Many SMEs in Field Services are still Conservative in Employing Mobility Solutions

by Kathryn Nassberg | 10/28/2014

Despite the buzz that surrounds enterprise mobility, the fact remains that a large percentage of SMEs have yet to integrate mobile software and hardware solutions into their line of business (LOB) applications. A recent survey from Software Advice, a company that researches and reviews field service solutions, revealed a surprisingly high number of respondents continue to rely on manual documentation, including paper and whiteboards for their LOB operations. Those who use software frequently rely on basic software like Excel and Quickbooks to handle operations for which they are not optimized. Often, this can be due to a combination of factors that include budgetary constraints, a lack of awareness of available solutions, and a tendency to stay with familiar ways of operating. The latter factor belies a conservative streak in many organizations that can transcend company size and lead to mobile deployments that run on decade-old technology. This is evidenced in the uptick of upgrades following the retirement of Windows XP as a Microsoft-supported OS. 
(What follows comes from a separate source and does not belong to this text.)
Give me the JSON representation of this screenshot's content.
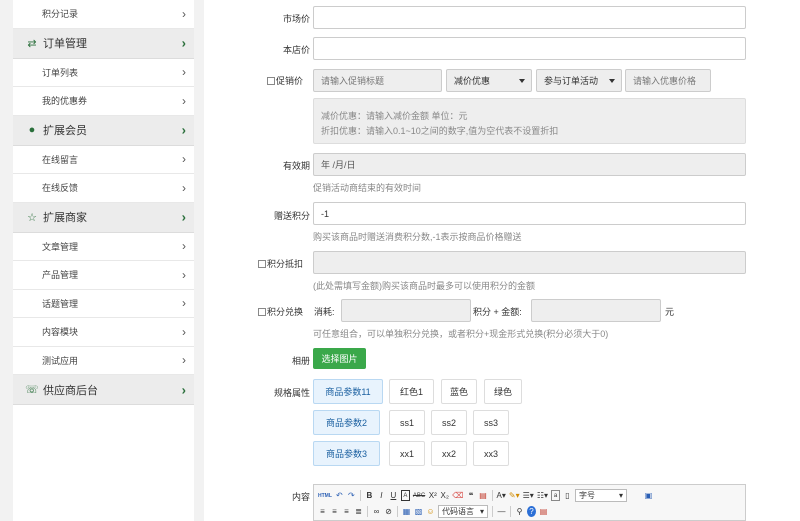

Software Advice’s findings are consistent with findings from VDC’s research, which shows that companies with fewer than 50 employees account for less than 20% of respondents with hardware and software deployments in field service settings. Frequently, the greatest barriers to entry are budgetary, as findings from a VDC end-user survey revealed that budget remains the top obstacle to implementing mobile solutions, particularly in smaller companies.


Organizations that do implement mobile solutions, though, are looking for operational gains from their workforce. VDC’s data shows that the single-greatest metric for measuring mobility solutions in field service applications is improved worker productivity, followed by improved worker communication and collaboration – findings that are consistent with Software Advice’s data, which shows that the top reason for purchasing software is to increase organization and efficiency. As a result, it does not come as a surprise that the top applications supported among VDC respondents include dispatch management and scheduling, asset management, maintenance & repair, and field sales, although there is a growing trend among respondents to flesh out the applications supported to improve customer loyalty and enhance their competitive differentiation.

As VDC has noted in previous reports, the key for vendors looking to continue the mobilization trend within field services will be in providing tactical rather than strategic support for potential clients.  Software Advice’s findings that an overwhelming majority (97%) of respondents wants an integrate suite to manage their business needs are in tune with the belief that SAP Bill McDermott underscored at this year’s SAP SapphireNOW: “In the end, the suite always wins. Always has. Always will.” We agree and see evidence of this in the M&A activity occurring within the mobile ecosystem.  However, while mobile enablement initiatives are underway in this industry vertical and others, there still is quite a way to go in terms of implementing the appropriate infrastructure and software for true mobile enablement for SMEs.